[INFORMATION PROVIDED]

▼

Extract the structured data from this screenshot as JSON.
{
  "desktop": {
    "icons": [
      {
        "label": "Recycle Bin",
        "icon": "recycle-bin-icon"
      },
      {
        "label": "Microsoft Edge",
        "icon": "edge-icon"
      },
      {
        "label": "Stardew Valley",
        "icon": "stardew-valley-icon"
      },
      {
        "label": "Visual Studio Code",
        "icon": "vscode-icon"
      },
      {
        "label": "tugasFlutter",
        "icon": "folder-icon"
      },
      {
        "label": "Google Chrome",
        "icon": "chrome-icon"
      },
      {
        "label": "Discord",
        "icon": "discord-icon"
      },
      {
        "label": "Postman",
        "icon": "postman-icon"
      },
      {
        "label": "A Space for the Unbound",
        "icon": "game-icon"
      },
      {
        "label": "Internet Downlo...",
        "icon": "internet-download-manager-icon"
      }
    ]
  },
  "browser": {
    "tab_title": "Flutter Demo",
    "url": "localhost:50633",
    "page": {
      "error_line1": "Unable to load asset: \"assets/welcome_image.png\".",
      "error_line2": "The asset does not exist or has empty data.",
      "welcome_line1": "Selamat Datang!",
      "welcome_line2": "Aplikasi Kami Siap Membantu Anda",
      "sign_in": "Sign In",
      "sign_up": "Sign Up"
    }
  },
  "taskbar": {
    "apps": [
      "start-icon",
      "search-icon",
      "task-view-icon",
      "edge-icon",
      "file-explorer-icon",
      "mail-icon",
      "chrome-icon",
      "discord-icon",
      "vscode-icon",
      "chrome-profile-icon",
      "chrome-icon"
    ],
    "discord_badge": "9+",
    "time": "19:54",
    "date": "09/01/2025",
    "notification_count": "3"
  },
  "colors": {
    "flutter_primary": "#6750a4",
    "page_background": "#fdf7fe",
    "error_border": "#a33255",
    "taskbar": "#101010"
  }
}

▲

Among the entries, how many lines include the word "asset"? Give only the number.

[RESULT OF THIS EXERCISE] 2